Oftentimes, the media puts things out there to make it seem like we're fighting with each other, fighting against each other. I'm really humbled and grateful to show that together, we are more of a force to be reckoned with. When this song came out — it's actually still trending in Jamaica right now, the music video — people appreciated the fact that we were able to come together and create this song.
So, I just want people to know that we are together. I love the unity that's happening right now within dancehall and reggae music. I'm just humbled that Shaggy and Sean Paul came together on this track. It has never been done before.
Spice. Photo: Sterling Pics
Where did that stereotype of constant conflict come from?
Sometimes, I see people who are like, "Oh, I want to come to Jamaica, but I'm scared." I'm like, "OK, why are you scared?" They're like, "Oh, because people are dying." I feel like sometimes the news media puts out the bad parts about Jamaica or its music or culture.
Sometimes, people say it's derogatory because we sing about wining a lot and the gyration of the waist. But at the end of the day, so many tourists come to Jamaica because of its music. People come to dance and have fun. They see things that they don't see here in America.
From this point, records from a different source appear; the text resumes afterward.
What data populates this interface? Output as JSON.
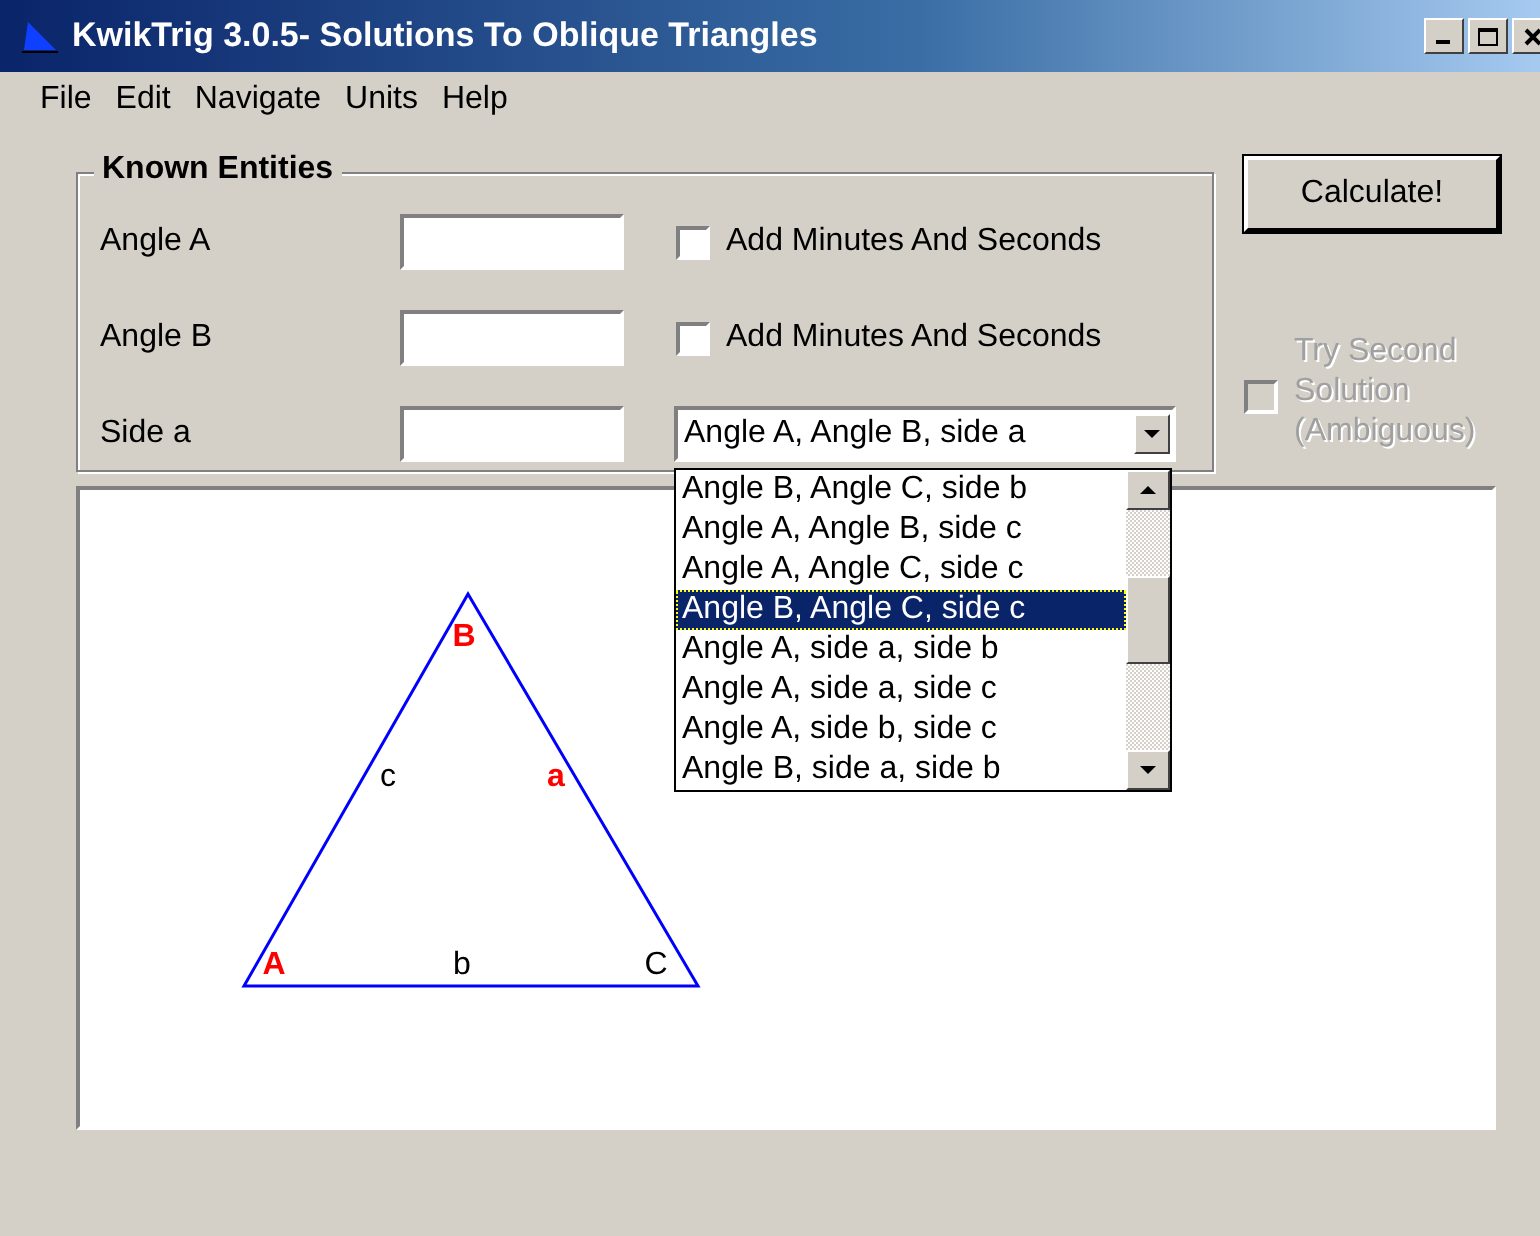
{
  "window": {
    "title": "KwikTrig 3.0.5- Solutions To Oblique Triangles"
  },
  "menu": [
    "File",
    "Edit",
    "Navigate",
    "Units",
    "Help"
  ],
  "known_entities": {
    "title": "Known Entities",
    "rows": [
      {
        "label": "Angle A",
        "kind": "check",
        "checkbox": {
          "label": "Add Minutes And Seconds",
          "checked": false
        }
      },
      {
        "label": "Angle B",
        "kind": "check",
        "checkbox": {
          "label": "Add Minutes And Seconds",
          "checked": false
        }
      },
      {
        "label": "Side a",
        "kind": "combo",
        "combo": {
          "value": "Angle A, Angle B, side a",
          "expanded": true,
          "options": [
            {
              "label": "Angle B, Angle C, side b",
              "selected": false
            },
            {
              "label": "Angle A, Angle B, side c",
              "selected": false
            },
            {
              "label": "Angle A, Angle C, side c",
              "selected": false
            },
            {
              "label": "Angle B, Angle C, side c",
              "selected": true
            },
            {
              "label": "Angle A, side a, side b",
              "selected": false
            },
            {
              "label": "Angle A, side a, side c",
              "selected": false
            },
            {
              "label": "Angle A, side b, side c",
              "selected": false
            },
            {
              "label": "Angle B, side a, side b",
              "selected": false
            }
          ]
        }
      }
    ]
  },
  "calculate_button": "Calculate!",
  "second_solution": {
    "label_lines": [
      "Try Second",
      "Solution",
      "(Ambiguous)"
    ],
    "checked": false,
    "disabled": true
  },
  "diagram": {
    "vertices": [
      {
        "label": "A",
        "known": true
      },
      {
        "label": "B",
        "known": true
      },
      {
        "label": "C",
        "known": false
      }
    ],
    "sides": [
      {
        "label": "a",
        "known": true
      },
      {
        "label": "b",
        "known": false
      },
      {
        "label": "c",
        "known": false
      }
    ]
  }
}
I can speak because I'm here in Atlanta and I go to the club all the time: When people dance here, they're on their feet. They're dancing. In Jamaica, people are spinning on their heads. Their culture is very unique and different and I just wish more media will cover the better aspect of Jamaica because Jamaica is a beautiful place.
So are the genre and the music. There are so many good things there to discover, rather than talking about people who come there and who are dying and stuff like that. That's just my dream: to see people in the media showcase the better parts about Jamaica and its music and culture.
How do you feel now that Ten is on the way?
I'm just anxious and I can't wait! It's called Ten because it's been 10 years that my fans have been waiting for this project. I'm just happy and excited for them because coming off the pandemic, people just can't wait to be outside and partying again and seeing their friends and having a good time. I just want everybody to embrace themselves for my album project because it's going to be amazing.